● **WORK REQUEST**
Write out the whole listing below so that every line matches exactly.

- - -

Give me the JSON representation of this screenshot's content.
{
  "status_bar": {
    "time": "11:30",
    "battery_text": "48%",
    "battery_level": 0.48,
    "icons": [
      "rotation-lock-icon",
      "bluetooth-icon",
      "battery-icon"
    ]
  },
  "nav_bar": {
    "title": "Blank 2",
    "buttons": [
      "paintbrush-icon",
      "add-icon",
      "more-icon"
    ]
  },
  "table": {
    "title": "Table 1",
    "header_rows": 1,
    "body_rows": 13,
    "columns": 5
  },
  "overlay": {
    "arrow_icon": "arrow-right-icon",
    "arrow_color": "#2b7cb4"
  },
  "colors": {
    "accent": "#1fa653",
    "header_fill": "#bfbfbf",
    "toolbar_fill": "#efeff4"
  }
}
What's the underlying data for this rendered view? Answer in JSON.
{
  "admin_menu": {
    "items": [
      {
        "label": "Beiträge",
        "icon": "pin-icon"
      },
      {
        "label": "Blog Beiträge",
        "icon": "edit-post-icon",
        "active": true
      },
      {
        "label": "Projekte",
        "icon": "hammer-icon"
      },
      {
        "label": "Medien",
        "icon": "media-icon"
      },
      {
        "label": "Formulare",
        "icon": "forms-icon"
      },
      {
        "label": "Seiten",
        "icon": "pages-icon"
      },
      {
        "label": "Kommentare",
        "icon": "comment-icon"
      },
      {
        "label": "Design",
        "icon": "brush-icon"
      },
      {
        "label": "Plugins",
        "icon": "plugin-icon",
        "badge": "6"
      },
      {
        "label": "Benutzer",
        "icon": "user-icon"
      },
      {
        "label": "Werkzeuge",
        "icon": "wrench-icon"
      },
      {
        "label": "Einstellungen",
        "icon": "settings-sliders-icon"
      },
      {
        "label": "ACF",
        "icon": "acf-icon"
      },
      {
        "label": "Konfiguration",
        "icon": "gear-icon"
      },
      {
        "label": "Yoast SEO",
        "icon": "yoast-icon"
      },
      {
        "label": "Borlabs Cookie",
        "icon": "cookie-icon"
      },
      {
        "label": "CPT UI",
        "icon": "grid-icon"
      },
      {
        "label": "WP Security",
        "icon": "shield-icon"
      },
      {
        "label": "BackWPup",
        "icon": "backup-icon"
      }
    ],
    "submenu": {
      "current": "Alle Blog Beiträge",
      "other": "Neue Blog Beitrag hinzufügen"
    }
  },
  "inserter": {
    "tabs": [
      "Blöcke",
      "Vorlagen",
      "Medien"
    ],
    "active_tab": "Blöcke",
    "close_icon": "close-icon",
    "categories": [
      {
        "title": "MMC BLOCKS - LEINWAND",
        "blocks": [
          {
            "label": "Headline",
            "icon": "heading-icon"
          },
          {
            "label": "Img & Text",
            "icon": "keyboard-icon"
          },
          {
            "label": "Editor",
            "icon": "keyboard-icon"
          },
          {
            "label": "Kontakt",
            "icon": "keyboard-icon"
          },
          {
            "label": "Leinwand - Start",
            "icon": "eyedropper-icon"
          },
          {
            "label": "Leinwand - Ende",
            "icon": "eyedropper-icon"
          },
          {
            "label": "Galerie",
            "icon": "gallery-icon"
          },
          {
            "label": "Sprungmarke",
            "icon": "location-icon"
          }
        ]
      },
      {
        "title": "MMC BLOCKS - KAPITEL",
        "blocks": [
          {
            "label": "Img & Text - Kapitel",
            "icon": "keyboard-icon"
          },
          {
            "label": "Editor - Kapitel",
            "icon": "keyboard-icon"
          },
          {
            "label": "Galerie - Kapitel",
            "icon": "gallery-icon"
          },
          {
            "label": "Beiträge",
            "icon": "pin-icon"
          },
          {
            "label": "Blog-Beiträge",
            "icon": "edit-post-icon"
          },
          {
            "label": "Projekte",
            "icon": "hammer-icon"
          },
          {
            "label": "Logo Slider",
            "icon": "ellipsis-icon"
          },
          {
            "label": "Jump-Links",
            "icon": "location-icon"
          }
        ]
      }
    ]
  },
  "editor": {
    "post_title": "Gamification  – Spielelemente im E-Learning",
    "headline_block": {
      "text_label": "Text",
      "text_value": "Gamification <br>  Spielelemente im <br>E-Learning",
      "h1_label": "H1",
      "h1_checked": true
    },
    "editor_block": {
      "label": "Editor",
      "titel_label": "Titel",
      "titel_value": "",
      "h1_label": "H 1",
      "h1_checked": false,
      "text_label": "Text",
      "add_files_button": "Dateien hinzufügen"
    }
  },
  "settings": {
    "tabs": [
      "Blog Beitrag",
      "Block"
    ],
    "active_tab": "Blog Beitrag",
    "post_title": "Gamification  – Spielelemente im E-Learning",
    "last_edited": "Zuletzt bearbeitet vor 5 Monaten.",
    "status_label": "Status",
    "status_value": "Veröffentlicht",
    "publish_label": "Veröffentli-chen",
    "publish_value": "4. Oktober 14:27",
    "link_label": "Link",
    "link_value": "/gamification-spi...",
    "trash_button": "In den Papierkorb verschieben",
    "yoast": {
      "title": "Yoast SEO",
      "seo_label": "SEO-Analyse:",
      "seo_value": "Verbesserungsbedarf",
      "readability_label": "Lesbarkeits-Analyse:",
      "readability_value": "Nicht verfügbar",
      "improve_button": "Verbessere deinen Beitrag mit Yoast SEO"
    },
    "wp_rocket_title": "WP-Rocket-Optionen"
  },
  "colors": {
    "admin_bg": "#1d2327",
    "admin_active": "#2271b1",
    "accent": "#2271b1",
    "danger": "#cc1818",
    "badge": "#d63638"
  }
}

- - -

● **PROBLEM SOLUTION**
Give me the JSON representation of this screenshot's content.
{
  "status_bar": {
    "time": "11:30",
    "battery_text": "48%",
    "battery_level": 0.48,
    "icons": [
      "rotation-lock-icon",
      "bluetooth-icon",
      "battery-icon"
    ]
  },
  "nav_bar": {
    "title": "Blank 2",
    "buttons": [
      "paintbrush-icon",
      "add-icon",
      "more-icon"
    ]
  },
  "table": {
    "title": "Table 1",
    "header_rows": 1,
    "body_rows": 13,
    "columns": 5
  },
  "overlay": {
    "arrow_icon": "arrow-right-icon",
    "arrow_color": "#2b7cb4"
  },
  "colors": {
    "accent": "#1fa653",
    "header_fill": "#bfbfbf",
    "toolbar_fill": "#efeff4"
  }
}
What's the underlying data for this rendered view? Answer in JSON.
{
  "admin_menu": {
    "items": [
      {
        "label": "Beiträge",
        "icon": "pin-icon"
      },
      {
        "label": "Blog Beiträge",
        "icon": "edit-post-icon",
        "active": true
      },
      {
        "label": "Projekte",
        "icon": "hammer-icon"
      },
      {
        "label": "Medien",
        "icon": "media-icon"
      },
      {
        "label": "Formulare",
        "icon": "forms-icon"
      },
      {
        "label": "Seiten",
        "icon": "pages-icon"
      },
      {
        "label": "Kommentare",
        "icon": "comment-icon"
      },
      {
        "label": "Design",
        "icon": "brush-icon"
      },
      {
        "label": "Plugins",
        "icon": "plugin-icon",
        "badge": "6"
      },
      {
        "label": "Benutzer",
        "icon": "user-icon"
      },
      {
        "label": "Werkzeuge",
        "icon": "wrench-icon"
      },
      {
        "label": "Einstellungen",
        "icon": "settings-sliders-icon"
      },
      {
        "label": "ACF",
        "icon": "acf-icon"
      },
      {
        "label": "Konfiguration",
        "icon": "gear-icon"
      },
      {
        "label": "Yoast SEO",
        "icon": "yoast-icon"
      },
      {
        "label": "Borlabs Cookie",
        "icon": "cookie-icon"
      },
      {
        "label": "CPT UI",
        "icon": "grid-icon"
      },
      {
        "label": "WP Security",
        "icon": "shield-icon"
      },
      {
        "label": "BackWPup",
        "icon": "backup-icon"
      }
    ],
    "submenu": {
      "current": "Alle Blog Beiträge",
      "other": "Neue Blog Beitrag hinzufügen"
    }
  },
  "inserter": {
    "tabs": [
      "Blöcke",
      "Vorlagen",
      "Medien"
    ],
    "active_tab": "Blöcke",
    "close_icon": "close-icon",
    "categories": [
      {
        "title": "MMC BLOCKS - LEINWAND",
        "blocks": [
          {
            "label": "Headline",
            "icon": "heading-icon"
          },
          {
            "label": "Img & Text",
            "icon": "keyboard-icon"
          },
          {
            "label": "Editor",
            "icon": "keyboard-icon"
          },
          {
            "label": "Kontakt",
            "icon": "keyboard-icon"
          },
          {
            "label": "Leinwand - Start",
            "icon": "eyedropper-icon"
          },
          {
            "label": "Leinwand - Ende",
            "icon": "eyedropper-icon"
          },
          {
            "label": "Galerie",
            "icon": "gallery-icon"
          },
          {
            "label": "Sprungmarke",
            "icon": "location-icon"
          }
        ]
      },
      {
        "title": "MMC BLOCKS - KAPITEL",
        "blocks": [
          {
            "label": "Img & Text - Kapitel",
            "icon": "keyboard-icon"
          },
          {
            "label": "Editor - Kapitel",
            "icon": "keyboard-icon"
          },
          {
            "label": "Galerie - Kapitel",
            "icon": "gallery-icon"
          },
          {
            "label": "Beiträge",
            "icon": "pin-icon"
          },
          {
            "label": "Blog-Beiträge",
            "icon": "edit-post-icon"
          },
          {
            "label": "Projekte",
            "icon": "hammer-icon"
          },
          {
            "label": "Logo Slider",
            "icon": "ellipsis-icon"
          },
          {
            "label": "Jump-Links",
            "icon": "location-icon"
          }
        ]
      }
    ]
  },
  "editor": {
    "post_title": "Gamification  – Spielelemente im E-Learning",
    "headline_block": {
      "text_label": "Text",
      "text_value": "Gamification <br>  Spielelemente im <br>E-Learning",
      "h1_label": "H1",
      "h1_checked": true
    },
    "editor_block": {
      "label": "Editor",
      "titel_label": "Titel",
      "titel_value": "",
      "h1_label": "H 1",
      "h1_checked": false,
      "text_label": "Text",
      "add_files_button": "Dateien hinzufügen"
    }
  },
  "settings": {
    "tabs": [
      "Blog Beitrag",
      "Block"
    ],
    "active_tab": "Blog Beitrag",
    "post_title": "Gamification  – Spielelemente im E-Learning",
    "last_edited": "Zuletzt bearbeitet vor 5 Monaten.",
    "status_label": "Status",
    "status_value": "Veröffentlicht",
    "publish_label": "Veröffentli-chen",
    "publish_value": "4. Oktober 14:27",
    "link_label": "Link",
    "link_value": "/gamification-spi...",
    "trash_button": "In den Papierkorb verschieben",
    "yoast": {
      "title": "Yoast SEO",
      "seo_label": "SEO-Analyse:",
      "seo_value": "Verbesserungsbedarf",
      "readability_label": "Lesbarkeits-Analyse:",
      "readability_value": "Nicht verfügbar",
      "improve_button": "Verbessere deinen Beitrag mit Yoast SEO"
    },
    "wp_rocket_title": "WP-Rocket-Optionen"
  },
  "colors": {
    "admin_bg": "#1d2327",
    "admin_active": "#2271b1",
    "accent": "#2271b1",
    "danger": "#cc1818",
    "badge": "#d63638"
  }
}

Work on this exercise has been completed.